• [Description of the task]:
For each line of the material, write out an exact copy.

• [Material provided]:

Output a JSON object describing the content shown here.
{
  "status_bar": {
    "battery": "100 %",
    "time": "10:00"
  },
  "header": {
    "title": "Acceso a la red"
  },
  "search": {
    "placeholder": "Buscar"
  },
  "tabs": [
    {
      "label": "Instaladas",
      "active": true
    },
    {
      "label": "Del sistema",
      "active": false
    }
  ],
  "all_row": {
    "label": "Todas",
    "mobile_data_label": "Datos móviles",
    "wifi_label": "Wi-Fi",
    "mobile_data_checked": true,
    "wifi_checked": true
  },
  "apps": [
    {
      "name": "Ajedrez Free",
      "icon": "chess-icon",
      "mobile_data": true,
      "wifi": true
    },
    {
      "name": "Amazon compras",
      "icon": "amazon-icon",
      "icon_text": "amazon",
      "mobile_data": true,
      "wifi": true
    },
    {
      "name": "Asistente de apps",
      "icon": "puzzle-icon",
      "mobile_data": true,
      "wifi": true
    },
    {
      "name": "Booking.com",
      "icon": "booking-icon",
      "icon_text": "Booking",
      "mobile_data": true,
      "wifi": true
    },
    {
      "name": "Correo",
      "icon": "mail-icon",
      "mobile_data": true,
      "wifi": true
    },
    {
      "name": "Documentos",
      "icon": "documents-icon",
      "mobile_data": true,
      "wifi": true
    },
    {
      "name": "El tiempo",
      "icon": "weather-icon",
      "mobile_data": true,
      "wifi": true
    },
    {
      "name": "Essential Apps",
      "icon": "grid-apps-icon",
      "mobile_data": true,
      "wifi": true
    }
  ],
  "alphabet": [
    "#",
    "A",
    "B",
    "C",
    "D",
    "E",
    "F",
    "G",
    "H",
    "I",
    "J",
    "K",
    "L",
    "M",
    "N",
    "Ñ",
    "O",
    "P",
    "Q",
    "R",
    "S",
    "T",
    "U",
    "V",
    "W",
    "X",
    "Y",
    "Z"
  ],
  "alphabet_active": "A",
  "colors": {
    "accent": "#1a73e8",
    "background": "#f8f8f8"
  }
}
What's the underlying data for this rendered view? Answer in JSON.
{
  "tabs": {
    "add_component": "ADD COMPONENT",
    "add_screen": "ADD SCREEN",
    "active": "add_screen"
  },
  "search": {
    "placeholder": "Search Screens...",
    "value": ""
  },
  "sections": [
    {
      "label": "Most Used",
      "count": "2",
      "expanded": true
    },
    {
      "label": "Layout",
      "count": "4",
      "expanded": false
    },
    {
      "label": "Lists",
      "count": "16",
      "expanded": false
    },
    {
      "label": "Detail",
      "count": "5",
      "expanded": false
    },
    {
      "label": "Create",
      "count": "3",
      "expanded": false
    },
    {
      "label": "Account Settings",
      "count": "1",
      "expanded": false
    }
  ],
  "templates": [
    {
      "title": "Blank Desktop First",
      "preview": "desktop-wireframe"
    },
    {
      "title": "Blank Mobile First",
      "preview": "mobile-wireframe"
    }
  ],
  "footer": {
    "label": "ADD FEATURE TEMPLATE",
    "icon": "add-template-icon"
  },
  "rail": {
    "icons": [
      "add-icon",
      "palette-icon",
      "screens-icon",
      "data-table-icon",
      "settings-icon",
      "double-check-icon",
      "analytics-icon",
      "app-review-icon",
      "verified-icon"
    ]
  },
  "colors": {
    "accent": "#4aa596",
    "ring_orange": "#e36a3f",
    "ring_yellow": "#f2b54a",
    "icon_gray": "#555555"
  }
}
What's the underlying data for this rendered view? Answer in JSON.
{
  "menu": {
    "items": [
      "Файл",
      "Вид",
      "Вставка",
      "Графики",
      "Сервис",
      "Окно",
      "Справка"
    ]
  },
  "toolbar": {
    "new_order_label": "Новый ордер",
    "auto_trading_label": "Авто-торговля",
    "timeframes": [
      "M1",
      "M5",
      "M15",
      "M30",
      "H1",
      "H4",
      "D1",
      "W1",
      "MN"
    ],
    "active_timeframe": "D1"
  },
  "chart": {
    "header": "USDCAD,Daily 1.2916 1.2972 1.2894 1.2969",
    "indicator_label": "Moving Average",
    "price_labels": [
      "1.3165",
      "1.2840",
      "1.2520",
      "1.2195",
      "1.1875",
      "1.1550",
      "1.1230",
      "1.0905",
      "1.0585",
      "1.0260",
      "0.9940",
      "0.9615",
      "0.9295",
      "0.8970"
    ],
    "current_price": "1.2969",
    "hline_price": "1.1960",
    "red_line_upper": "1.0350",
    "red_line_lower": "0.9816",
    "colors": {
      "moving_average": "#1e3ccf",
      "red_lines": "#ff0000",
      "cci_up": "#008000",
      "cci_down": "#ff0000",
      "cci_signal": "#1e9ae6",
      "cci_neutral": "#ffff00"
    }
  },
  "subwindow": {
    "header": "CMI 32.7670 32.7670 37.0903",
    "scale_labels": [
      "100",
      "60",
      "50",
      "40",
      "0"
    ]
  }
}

• [Completed task]:
Output a JSON object describing the content shown here.
{
  "status_bar": {
    "battery": "100 %",
    "time": "10:00"
  },
  "header": {
    "title": "Acceso a la red"
  },
  "search": {
    "placeholder": "Buscar"
  },
  "tabs": [
    {
      "label": "Instaladas",
      "active": true
    },
    {
      "label": "Del sistema",
      "active": false
    }
  ],
  "all_row": {
    "label": "Todas",
    "mobile_data_label": "Datos móviles",
    "wifi_label": "Wi-Fi",
    "mobile_data_checked": true,
    "wifi_checked": true
  },
  "apps": [
    {
      "name": "Ajedrez Free",
      "icon": "chess-icon",
      "mobile_data": true,
      "wifi": true
    },
    {
      "name": "Amazon compras",
      "icon": "amazon-icon",
      "icon_text": "amazon",
      "mobile_data": true,
      "wifi": true
    },
    {
      "name": "Asistente de apps",
      "icon": "puzzle-icon",
      "mobile_data": true,
      "wifi": true
    },
    {
      "name": "Booking.com",
      "icon": "booking-icon",
      "icon_text": "Booking",
      "mobile_data": true,
      "wifi": true
    },
    {
      "name": "Correo",
      "icon": "mail-icon",
      "mobile_data": true,
      "wifi": true
    },
    {
      "name": "Documentos",
      "icon": "documents-icon",
      "mobile_data": true,
      "wifi": true
    },
    {
      "name": "El tiempo",
      "icon": "weather-icon",
      "mobile_data": true,
      "wifi": true
    },
    {
      "name": "Essential Apps",
      "icon": "grid-apps-icon",
      "mobile_data": true,
      "wifi": true
    }
  ],
  "alphabet": [
    "#",
    "A",
    "B",
    "C",
    "D",
    "E",
    "F",
    "G",
    "H",
    "I",
    "J",
    "K",
    "L",
    "M",
    "N",
    "Ñ",
    "O",
    "P",
    "Q",
    "R",
    "S",
    "T",
    "U",
    "V",
    "W",
    "X",
    "Y",
    "Z"
  ],
  "alphabet_active": "A",
  "colors": {
    "accent": "#1a73e8",
    "background": "#f8f8f8"
  }
}
What's the underlying data for this rendered view? Answer in JSON.
{
  "tabs": {
    "add_component": "ADD COMPONENT",
    "add_screen": "ADD SCREEN",
    "active": "add_screen"
  },
  "search": {
    "placeholder": "Search Screens...",
    "value": ""
  },
  "sections": [
    {
      "label": "Most Used",
      "count": "2",
      "expanded": true
    },
    {
      "label": "Layout",
      "count": "4",
      "expanded": false
    },
    {
      "label": "Lists",
      "count": "16",
      "expanded": false
    },
    {
      "label": "Detail",
      "count": "5",
      "expanded": false
    },
    {
      "label": "Create",
      "count": "3",
      "expanded": false
    },
    {
      "label": "Account Settings",
      "count": "1",
      "expanded": false
    }
  ],
  "templates": [
    {
      "title": "Blank Desktop First",
      "preview": "desktop-wireframe"
    },
    {
      "title": "Blank Mobile First",
      "preview": "mobile-wireframe"
    }
  ],
  "footer": {
    "label": "ADD FEATURE TEMPLATE",
    "icon": "add-template-icon"
  },
  "rail": {
    "icons": [
      "add-icon",
      "palette-icon",
      "screens-icon",
      "data-table-icon",
      "settings-icon",
      "double-check-icon",
      "analytics-icon",
      "app-review-icon",
      "verified-icon"
    ]
  },
  "colors": {
    "accent": "#4aa596",
    "ring_orange": "#e36a3f",
    "ring_yellow": "#f2b54a",
    "icon_gray": "#555555"
  }
}
What's the underlying data for this rendered view? Answer in JSON.
{
  "menu": {
    "items": [
      "Файл",
      "Вид",
      "Вставка",
      "Графики",
      "Сервис",
      "Окно",
      "Справка"
    ]
  },
  "toolbar": {
    "new_order_label": "Новый ордер",
    "auto_trading_label": "Авто-торговля",
    "timeframes": [
      "M1",
      "M5",
      "M15",
      "M30",
      "H1",
      "H4",
      "D1",
      "W1",
      "MN"
    ],
    "active_timeframe": "D1"
  },
  "chart": {
    "header": "USDCAD,Daily 1.2916 1.2972 1.2894 1.2969",
    "indicator_label": "Moving Average",
    "price_labels": [
      "1.3165",
      "1.2840",
      "1.2520",
      "1.2195",
      "1.1875",
      "1.1550",
      "1.1230",
      "1.0905",
      "1.0585",
      "1.0260",
      "0.9940",
      "0.9615",
      "0.9295",
      "0.8970"
    ],
    "current_price": "1.2969",
    "hline_price": "1.1960",
    "red_line_upper": "1.0350",
    "red_line_lower": "0.9816",
    "colors": {
      "moving_average": "#1e3ccf",
      "red_lines": "#ff0000",
      "cci_up": "#008000",
      "cci_down": "#ff0000",
      "cci_signal": "#1e9ae6",
      "cci_neutral": "#ffff00"
    }
  },
  "subwindow": {
    "header": "CMI 32.7670 32.7670 37.0903",
    "scale_labels": [
      "100",
      "60",
      "50",
      "40",
      "0"
    ]
  }
}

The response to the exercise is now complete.